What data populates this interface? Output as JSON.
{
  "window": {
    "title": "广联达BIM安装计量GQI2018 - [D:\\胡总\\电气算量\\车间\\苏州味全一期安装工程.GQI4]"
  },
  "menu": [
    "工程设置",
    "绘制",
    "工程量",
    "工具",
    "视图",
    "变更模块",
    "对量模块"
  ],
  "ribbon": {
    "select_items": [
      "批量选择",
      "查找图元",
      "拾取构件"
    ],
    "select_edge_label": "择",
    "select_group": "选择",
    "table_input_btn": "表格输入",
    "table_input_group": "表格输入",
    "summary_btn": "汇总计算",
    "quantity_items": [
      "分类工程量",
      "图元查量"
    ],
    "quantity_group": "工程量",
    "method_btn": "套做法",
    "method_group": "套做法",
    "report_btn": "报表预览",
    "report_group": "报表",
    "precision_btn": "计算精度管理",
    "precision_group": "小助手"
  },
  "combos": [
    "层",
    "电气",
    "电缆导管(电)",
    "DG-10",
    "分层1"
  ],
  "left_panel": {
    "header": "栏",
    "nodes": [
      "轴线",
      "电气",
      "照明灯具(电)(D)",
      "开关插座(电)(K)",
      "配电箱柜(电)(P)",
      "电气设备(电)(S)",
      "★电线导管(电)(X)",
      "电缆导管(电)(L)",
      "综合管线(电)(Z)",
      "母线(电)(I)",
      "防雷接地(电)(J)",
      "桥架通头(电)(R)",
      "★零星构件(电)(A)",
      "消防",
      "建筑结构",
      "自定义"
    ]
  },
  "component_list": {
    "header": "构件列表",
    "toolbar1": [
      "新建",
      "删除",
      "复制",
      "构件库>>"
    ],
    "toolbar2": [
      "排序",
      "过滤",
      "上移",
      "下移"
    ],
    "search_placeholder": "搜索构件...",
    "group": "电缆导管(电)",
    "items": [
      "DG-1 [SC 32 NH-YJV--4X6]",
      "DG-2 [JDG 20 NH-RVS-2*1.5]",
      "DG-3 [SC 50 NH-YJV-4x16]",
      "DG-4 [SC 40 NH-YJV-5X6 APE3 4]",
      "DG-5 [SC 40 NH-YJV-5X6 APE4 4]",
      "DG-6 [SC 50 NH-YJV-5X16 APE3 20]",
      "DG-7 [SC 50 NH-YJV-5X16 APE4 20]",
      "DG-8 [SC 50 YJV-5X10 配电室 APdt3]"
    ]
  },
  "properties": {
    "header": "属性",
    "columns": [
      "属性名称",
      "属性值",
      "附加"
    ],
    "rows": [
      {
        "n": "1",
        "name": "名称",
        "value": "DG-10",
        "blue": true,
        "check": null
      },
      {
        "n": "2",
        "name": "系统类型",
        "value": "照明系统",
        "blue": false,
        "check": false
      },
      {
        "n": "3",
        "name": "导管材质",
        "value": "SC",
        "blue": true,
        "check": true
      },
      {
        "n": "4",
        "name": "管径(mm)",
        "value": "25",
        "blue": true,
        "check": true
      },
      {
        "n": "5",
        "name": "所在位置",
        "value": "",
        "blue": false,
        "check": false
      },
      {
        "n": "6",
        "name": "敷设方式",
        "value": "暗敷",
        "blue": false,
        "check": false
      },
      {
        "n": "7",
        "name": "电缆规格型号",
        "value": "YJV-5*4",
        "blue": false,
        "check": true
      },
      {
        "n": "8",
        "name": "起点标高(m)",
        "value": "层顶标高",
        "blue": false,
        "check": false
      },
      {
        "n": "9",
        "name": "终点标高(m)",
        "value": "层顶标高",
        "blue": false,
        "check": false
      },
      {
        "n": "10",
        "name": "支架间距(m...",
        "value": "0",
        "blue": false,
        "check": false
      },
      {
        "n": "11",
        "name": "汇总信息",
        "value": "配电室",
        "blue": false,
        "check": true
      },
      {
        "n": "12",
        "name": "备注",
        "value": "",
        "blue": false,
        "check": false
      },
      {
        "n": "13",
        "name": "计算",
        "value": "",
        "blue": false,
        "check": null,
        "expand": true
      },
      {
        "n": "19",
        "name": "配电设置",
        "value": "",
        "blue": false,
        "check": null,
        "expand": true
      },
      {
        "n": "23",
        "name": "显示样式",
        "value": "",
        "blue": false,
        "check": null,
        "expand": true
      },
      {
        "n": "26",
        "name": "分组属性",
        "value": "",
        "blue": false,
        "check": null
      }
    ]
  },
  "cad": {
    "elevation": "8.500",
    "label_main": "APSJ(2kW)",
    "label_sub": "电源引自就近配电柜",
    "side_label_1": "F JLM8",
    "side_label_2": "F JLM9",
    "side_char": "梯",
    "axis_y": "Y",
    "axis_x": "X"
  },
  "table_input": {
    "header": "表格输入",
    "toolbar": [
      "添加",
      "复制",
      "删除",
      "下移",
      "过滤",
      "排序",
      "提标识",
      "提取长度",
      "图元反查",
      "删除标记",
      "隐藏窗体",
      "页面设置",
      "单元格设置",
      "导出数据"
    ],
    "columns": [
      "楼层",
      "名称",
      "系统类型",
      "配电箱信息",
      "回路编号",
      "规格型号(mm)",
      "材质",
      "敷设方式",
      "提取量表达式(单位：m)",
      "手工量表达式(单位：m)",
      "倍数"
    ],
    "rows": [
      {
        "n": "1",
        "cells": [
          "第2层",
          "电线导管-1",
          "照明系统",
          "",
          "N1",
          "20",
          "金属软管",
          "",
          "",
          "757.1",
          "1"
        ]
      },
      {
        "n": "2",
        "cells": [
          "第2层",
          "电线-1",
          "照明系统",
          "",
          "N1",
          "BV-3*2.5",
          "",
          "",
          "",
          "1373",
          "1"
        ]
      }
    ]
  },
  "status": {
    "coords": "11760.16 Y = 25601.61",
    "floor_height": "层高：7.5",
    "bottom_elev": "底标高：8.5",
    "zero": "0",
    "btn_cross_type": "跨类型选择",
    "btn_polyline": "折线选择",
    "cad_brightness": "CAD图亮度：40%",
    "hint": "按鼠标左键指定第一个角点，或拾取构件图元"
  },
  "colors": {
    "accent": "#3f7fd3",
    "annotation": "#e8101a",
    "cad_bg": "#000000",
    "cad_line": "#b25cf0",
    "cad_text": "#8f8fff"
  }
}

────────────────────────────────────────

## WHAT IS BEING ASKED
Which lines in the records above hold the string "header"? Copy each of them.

## YOUR RESPONSE
    "header": "栏",
    "header": "构件列表",
    "header": "属性",
    "header": "表格输入",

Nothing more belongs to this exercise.